In her performance, Easton does a number of her hits as well as cover tunes and personalized songs that reflect what she feels and what's going on in her life. She says that she feels a great level of comfort on stage and doesn't feel pressure to be what she thinks the audience is expecting. She doesn't feel any pressure to please anyone but herself, the upshot being that by doing what makes her happy, her audiences seem to be happy, too.

"I think the audience is responding to the fact that they see I'm authentic now, that I'm just me," Easton claims. "I'm not someone who's trying to be part of the latest trend. It gives me a great sense of freedom. It's also nice to have been around long enough to be a part of people's lives. I enjoy that. A lot of people who come to my show are real nostalgic for the '80s."

If she could, would she like to have another hit record to her credit?

"I wouldn't consciously pursue trying to make something for the charts," she responds. "It's just not in my scope now. Will I change my mind in 10 years? Maybe. I can't see it but who knows. I've learned never to say never. But right now I'd rather stick needles in my eyes."

"When I was working with David Cassidy at the Rio, I made an album of updated versions of some 1970s disco tunes," she adds. "The songs were so much fun. The guys I worked with were fabulous. I was able to record the album on my own schedule, on my days off. I had a blast. Then I had to pay the piper — what I call the dog and pony show. The record company said they needed me to come to Europe — Britain, Holland, Germany, etc. — and do all the talk shows, radio shows, all the record stuff, plus make a video, which I hadn't done in years. Halfway through the first week of promotion, I looked at Harriet, my manager, and said, 'Don't ever ask me to do this again.' It was everything I hated."

If she could write her own ticket recording-wise, she'd like the luxury to of being able to record music she enjoys without having to worry about it being commercial. She cites the fact that a Christmas album, which she would like to do, never makes the charts and an artist doesn't have to worry about promotion or touring.

She doesn't worry about getting older either. The fact that she is married to a plastic surgeon aside, she enthuses that she's happier as she gets older.

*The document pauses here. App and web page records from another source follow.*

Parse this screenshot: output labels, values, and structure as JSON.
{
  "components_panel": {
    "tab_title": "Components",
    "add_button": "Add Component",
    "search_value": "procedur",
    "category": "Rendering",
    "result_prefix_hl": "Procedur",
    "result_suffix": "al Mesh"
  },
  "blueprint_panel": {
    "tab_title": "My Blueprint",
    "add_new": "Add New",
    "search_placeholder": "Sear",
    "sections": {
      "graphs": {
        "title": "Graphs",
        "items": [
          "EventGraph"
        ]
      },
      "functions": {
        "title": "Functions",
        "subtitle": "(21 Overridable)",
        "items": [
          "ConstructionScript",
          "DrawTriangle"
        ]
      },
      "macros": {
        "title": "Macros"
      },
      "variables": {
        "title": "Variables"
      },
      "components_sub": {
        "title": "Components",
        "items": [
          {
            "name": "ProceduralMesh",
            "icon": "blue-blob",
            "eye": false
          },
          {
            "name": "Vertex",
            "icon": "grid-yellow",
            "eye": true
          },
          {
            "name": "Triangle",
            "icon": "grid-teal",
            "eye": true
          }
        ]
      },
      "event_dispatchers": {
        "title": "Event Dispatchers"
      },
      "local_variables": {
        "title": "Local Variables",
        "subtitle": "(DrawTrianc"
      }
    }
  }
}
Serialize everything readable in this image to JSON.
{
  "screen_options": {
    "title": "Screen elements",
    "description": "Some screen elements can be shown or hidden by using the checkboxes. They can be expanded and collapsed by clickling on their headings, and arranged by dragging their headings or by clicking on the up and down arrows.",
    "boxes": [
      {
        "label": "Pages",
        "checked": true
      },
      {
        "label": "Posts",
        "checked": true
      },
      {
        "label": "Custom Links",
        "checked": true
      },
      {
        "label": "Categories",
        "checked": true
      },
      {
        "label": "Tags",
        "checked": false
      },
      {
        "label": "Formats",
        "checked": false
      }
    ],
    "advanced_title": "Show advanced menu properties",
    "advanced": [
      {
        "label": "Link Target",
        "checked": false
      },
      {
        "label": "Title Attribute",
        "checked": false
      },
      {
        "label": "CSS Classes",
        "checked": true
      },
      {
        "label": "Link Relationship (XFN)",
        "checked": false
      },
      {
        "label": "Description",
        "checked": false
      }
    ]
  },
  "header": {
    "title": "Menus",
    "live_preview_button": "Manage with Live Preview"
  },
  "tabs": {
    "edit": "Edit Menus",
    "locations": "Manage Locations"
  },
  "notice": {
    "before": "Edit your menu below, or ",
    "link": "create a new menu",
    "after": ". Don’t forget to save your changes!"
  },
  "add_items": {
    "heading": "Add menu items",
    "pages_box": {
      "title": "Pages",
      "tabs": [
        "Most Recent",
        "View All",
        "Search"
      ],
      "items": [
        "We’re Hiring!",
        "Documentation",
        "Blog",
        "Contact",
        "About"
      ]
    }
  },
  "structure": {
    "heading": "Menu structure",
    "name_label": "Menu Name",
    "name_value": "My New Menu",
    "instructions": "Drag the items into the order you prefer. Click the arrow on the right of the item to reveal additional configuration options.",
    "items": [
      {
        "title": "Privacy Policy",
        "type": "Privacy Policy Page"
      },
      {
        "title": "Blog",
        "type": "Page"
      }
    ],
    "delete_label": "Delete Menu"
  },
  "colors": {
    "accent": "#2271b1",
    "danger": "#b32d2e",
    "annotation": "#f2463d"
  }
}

"I look forward to the next stage of my life," she states.

It's one that will allow her to continue taking charge of her own direction — the "Train" stops here.